**WORK ITEM:**
Below are some records; print every one of them exactly.

◇ ◇ ◇ ◇

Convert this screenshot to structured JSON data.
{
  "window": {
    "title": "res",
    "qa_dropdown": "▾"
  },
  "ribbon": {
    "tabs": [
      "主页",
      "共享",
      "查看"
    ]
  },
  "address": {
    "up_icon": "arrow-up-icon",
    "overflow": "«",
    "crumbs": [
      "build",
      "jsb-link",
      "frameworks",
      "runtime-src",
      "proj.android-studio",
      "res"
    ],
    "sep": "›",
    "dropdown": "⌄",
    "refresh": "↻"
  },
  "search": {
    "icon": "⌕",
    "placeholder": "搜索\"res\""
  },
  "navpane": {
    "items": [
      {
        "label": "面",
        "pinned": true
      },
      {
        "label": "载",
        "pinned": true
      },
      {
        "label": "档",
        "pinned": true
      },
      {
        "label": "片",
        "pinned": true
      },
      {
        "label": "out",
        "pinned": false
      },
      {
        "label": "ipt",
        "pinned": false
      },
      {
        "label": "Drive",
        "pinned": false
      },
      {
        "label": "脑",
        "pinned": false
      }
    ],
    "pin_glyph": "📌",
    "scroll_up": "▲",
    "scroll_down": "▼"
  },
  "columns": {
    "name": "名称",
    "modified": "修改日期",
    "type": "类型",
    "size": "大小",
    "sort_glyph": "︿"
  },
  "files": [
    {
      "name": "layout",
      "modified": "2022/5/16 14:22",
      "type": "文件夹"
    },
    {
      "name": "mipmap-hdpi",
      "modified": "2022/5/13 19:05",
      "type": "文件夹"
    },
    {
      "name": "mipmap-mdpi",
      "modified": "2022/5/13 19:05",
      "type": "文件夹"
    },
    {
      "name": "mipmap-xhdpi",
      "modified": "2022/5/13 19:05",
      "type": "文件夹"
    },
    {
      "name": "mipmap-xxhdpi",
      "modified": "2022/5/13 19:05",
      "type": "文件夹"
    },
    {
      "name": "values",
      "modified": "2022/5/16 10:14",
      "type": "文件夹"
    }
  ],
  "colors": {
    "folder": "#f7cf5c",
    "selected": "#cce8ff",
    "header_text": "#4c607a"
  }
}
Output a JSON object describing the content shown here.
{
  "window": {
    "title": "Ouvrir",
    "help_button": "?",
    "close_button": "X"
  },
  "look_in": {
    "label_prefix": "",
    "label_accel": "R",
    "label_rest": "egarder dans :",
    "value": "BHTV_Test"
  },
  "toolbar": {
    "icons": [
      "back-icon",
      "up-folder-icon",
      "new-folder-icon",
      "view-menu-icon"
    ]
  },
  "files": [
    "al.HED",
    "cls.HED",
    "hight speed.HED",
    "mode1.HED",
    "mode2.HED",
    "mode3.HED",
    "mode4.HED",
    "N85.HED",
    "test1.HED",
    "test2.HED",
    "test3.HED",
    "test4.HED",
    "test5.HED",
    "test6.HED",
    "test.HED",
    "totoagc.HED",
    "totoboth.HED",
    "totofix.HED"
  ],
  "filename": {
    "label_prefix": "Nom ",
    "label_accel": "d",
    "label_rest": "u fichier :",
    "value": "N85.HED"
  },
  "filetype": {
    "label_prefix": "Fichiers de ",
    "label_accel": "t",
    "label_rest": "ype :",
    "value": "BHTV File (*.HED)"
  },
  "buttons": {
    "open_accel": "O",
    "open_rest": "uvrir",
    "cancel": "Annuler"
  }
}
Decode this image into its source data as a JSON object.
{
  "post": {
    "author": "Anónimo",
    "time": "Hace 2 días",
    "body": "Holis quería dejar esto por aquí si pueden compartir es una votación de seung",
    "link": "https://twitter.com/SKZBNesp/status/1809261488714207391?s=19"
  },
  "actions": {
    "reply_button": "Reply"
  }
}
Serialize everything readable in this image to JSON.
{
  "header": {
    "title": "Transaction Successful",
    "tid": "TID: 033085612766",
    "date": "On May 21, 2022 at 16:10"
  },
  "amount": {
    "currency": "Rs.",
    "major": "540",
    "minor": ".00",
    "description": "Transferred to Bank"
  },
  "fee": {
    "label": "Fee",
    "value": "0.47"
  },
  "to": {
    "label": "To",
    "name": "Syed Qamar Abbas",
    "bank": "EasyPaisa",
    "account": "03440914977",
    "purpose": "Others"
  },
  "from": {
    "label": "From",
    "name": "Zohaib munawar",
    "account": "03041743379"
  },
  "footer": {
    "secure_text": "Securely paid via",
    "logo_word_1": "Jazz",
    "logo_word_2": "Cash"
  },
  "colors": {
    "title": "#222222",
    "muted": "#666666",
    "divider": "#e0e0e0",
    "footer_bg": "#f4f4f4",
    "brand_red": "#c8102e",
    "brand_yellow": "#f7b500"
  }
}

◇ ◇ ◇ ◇

**FINISHED EXERCISE:**
Convert this screenshot to structured JSON data.
{
  "window": {
    "title": "res",
    "qa_dropdown": "▾"
  },
  "ribbon": {
    "tabs": [
      "主页",
      "共享",
      "查看"
    ]
  },
  "address": {
    "up_icon": "arrow-up-icon",
    "overflow": "«",
    "crumbs": [
      "build",
      "jsb-link",
      "frameworks",
      "runtime-src",
      "proj.android-studio",
      "res"
    ],
    "sep": "›",
    "dropdown": "⌄",
    "refresh": "↻"
  },
  "search": {
    "icon": "⌕",
    "placeholder": "搜索\"res\""
  },
  "navpane": {
    "items": [
      {
        "label": "面",
        "pinned": true
      },
      {
        "label": "载",
        "pinned": true
      },
      {
        "label": "档",
        "pinned": true
      },
      {
        "label": "片",
        "pinned": true
      },
      {
        "label": "out",
        "pinned": false
      },
      {
        "label": "ipt",
        "pinned": false
      },
      {
        "label": "Drive",
        "pinned": false
      },
      {
        "label": "脑",
        "pinned": false
      }
    ],
    "pin_glyph": "📌",
    "scroll_up": "▲",
    "scroll_down": "▼"
  },
  "columns": {
    "name": "名称",
    "modified": "修改日期",
    "type": "类型",
    "size": "大小",
    "sort_glyph": "︿"
  },
  "files": [
    {
      "name": "layout",
      "modified": "2022/5/16 14:22",
      "type": "文件夹"
    },
    {
      "name": "mipmap-hdpi",
      "modified": "2022/5/13 19:05",
      "type": "文件夹"
    },
    {
      "name": "mipmap-mdpi",
      "modified": "2022/5/13 19:05",
      "type": "文件夹"
    },
    {
      "name": "mipmap-xhdpi",
      "modified": "2022/5/13 19:05",
      "type": "文件夹"
    },
    {
      "name": "mipmap-xxhdpi",
      "modified": "2022/5/13 19:05",
      "type": "文件夹"
    },
    {
      "name": "values",
      "modified": "2022/5/16 10:14",
      "type": "文件夹"
    }
  ],
  "colors": {
    "folder": "#f7cf5c",
    "selected": "#cce8ff",
    "header_text": "#4c607a"
  }
}
Output a JSON object describing the content shown here.
{
  "window": {
    "title": "Ouvrir",
    "help_button": "?",
    "close_button": "X"
  },
  "look_in": {
    "label_prefix": "",
    "label_accel": "R",
    "label_rest": "egarder dans :",
    "value": "BHTV_Test"
  },
  "toolbar": {
    "icons": [
      "back-icon",
      "up-folder-icon",
      "new-folder-icon",
      "view-menu-icon"
    ]
  },
  "files": [
    "al.HED",
    "cls.HED",
    "hight speed.HED",
    "mode1.HED",
    "mode2.HED",
    "mode3.HED",
    "mode4.HED",
    "N85.HED",
    "test1.HED",
    "test2.HED",
    "test3.HED",
    "test4.HED",
    "test5.HED",
    "test6.HED",
    "test.HED",
    "totoagc.HED",
    "totoboth.HED",
    "totofix.HED"
  ],
  "filename": {
    "label_prefix": "Nom ",
    "label_accel": "d",
    "label_rest": "u fichier :",
    "value": "N85.HED"
  },
  "filetype": {
    "label_prefix": "Fichiers de ",
    "label_accel": "t",
    "label_rest": "ype :",
    "value": "BHTV File (*.HED)"
  },
  "buttons": {
    "open_accel": "O",
    "open_rest": "uvrir",
    "cancel": "Annuler"
  }
}
Decode this image into its source data as a JSON object.
{
  "post": {
    "author": "Anónimo",
    "time": "Hace 2 días",
    "body": "Holis quería dejar esto por aquí si pueden compartir es una votación de seung",
    "link": "https://twitter.com/SKZBNesp/status/1809261488714207391?s=19"
  },
  "actions": {
    "reply_button": "Reply"
  }
}
Serialize everything readable in this image to JSON.
{
  "header": {
    "title": "Transaction Successful",
    "tid": "TID: 033085612766",
    "date": "On May 21, 2022 at 16:10"
  },
  "amount": {
    "currency": "Rs.",
    "major": "540",
    "minor": ".00",
    "description": "Transferred to Bank"
  },
  "fee": {
    "label": "Fee",
    "value": "0.47"
  },
  "to": {
    "label": "To",
    "name": "Syed Qamar Abbas",
    "bank": "EasyPaisa",
    "account": "03440914977",
    "purpose": "Others"
  },
  "from": {
    "label": "From",
    "name": "Zohaib munawar",
    "account": "03041743379"
  },
  "footer": {
    "secure_text": "Securely paid via",
    "logo_word_1": "Jazz",
    "logo_word_2": "Cash"
  },
  "colors": {
    "title": "#222222",
    "muted": "#666666",
    "divider": "#e0e0e0",
    "footer_bg": "#f4f4f4",
    "brand_red": "#c8102e",
    "brand_yellow": "#f7b500"
  }
}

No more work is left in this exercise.